Identifying bullying at Nugent House Residential.
Bullying is an increasingly complex problem for young people, and research shows that young people in care are among the groups who are most vulnerable to bullying, reporting twice the level of bullying of children in primary years and four times more than other secondary school children*.
A report by the Social Exclusion Unit stated that 60% of looked after children consulted during the study reported being bullied at school, compared with just 10% of all pupils.
Children in care say that bullying is their top concern, often making the lives of victims miserable and suggesting it can undermine their confidence and self-esteem, and destroy their sense of security.
There is also strong evidence to suggest that the correlation between looked after children and bullying increases with age.
1.75 times more likely to be bullied at age 16**
Data from the Longitudinal Study of Young People in England (LSYPE) survey found that looked after children aged 14 years were 1.56 times more likely to be bullied than those who had not been in care, 1.72 times more likely to be bullied at age 15 and 1.75 times more likely to be bullied at age 16**.
Fionnghuala (Finn) Austin, an Edge Hill University Social Work Student, took these findings as a starting point to develop a series of workshops, which she ran during Anti Bullying week last November at Nugent’s residential home in Billinge. Finn wanted to gain an understanding of how bullying in care manifests itself and to see how it differs from mainstream schools environments.
Finn worked with Sarah Watkinson, Deputy Registered Manager at Nugent House Residential, and a group of young people living in our care with the aim to help staff and young people better understand what bullying is and how to deal with it.
The workshops were designed from research and conversations with staff and boys in different age groups, helping the boys explore the issues, question the idea of bullying and understand if it was actually happening in their home.
They discussed the roots of bullying, how to deal with a bully, the effects of bullying and crucially, question themselves about their own behaviour; were they guilty of bullying too?
“I felt confident talking about it”
The boys who took part were very engaged in the subject, showing an interest in what constitutes bullying, and the conversations opened up many issues around the different forms that bullying could take from the obvious physical bullying to the more hidden aspects of online bullying.
The boys were able to use the workshops to express their own feelings about bullying and were able to input into Finn’s project in positive ways.
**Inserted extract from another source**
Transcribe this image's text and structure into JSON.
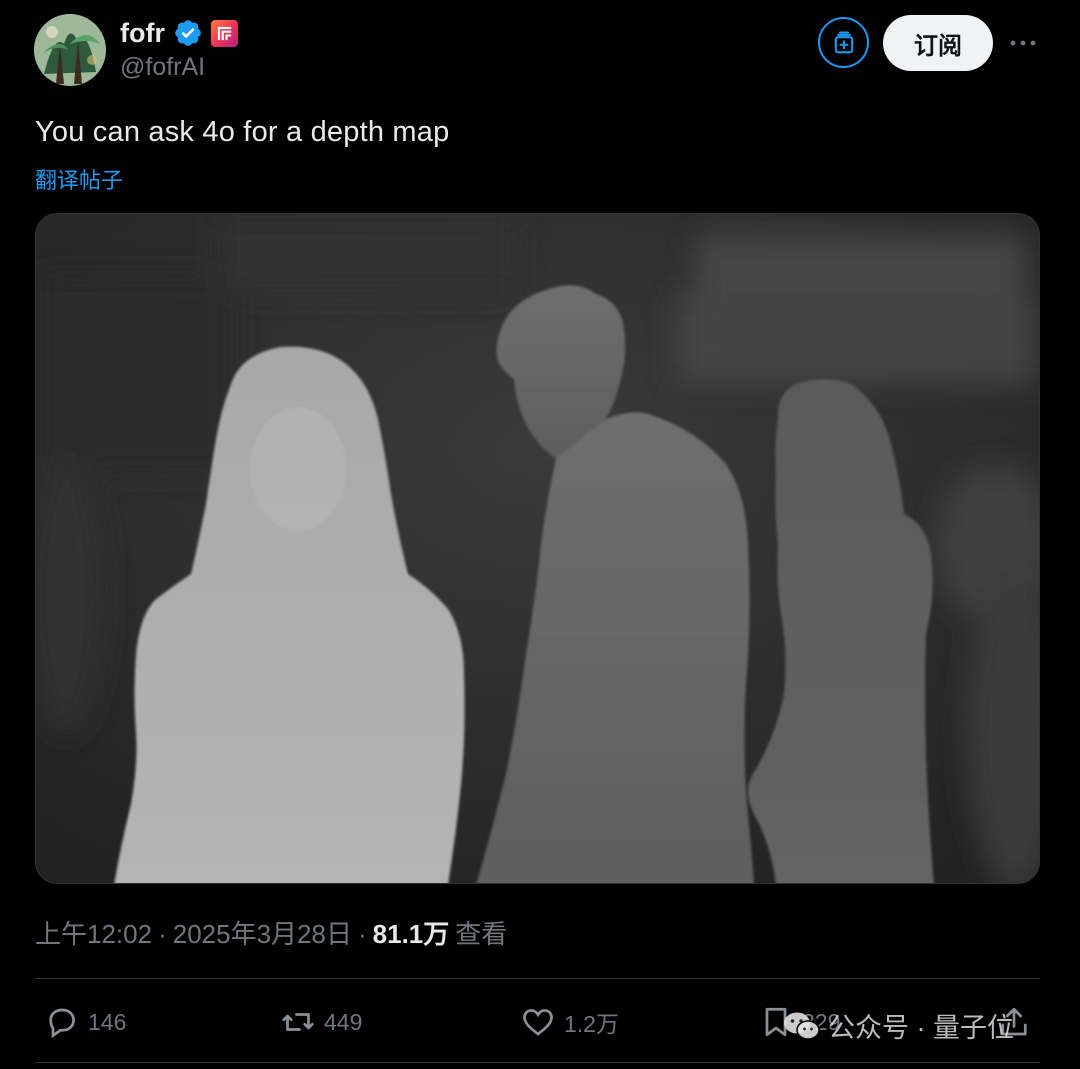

They openly talked about their own experiences and discussed how they felt that bullying was a part of life.
They talked about when they had experienced bullying and even being a perpetrator of bullying. They were then able to discuss how that felt and how it felt for someone else.
As a follow up, they boys were asked to develop anti-bullying posters as a way of showing what they felt needed to happen to tackle bullying within their home.
“It helped the boys to open up about bullying”
Through this they were able to show support to others at Nugent House Residential who may be unable to talk about problems they were facing.
The boys were proud that some of the issues they had raised at the beginning of the project around bullying were now being taken seriously and this gave them confidence to raise concerns in the future.
Declan, who took part, said:
“The workshops were really good. I was pleased that we could deal with this issue and felt confident talking about it. Bullying isn’t good and we have experienced less of it since we did the workshops.”
Nugent House Residential Deputy Registered Manager Sarah Watkinson said:
“The project really had an impact. It helped the boys to open up about bullying, and talk about what was going on for them, and others and how they can support each other. The boys were very engaged and it was great to see how open they were.”
Nugent House Residential in Billinge provides a home for boys aged 7-19 with emotional behaviour and mental health needs through specialist therapeutic residential support in 8 residential houses.
*Safe to Play report 2008
**National Centre for Social Research, 2010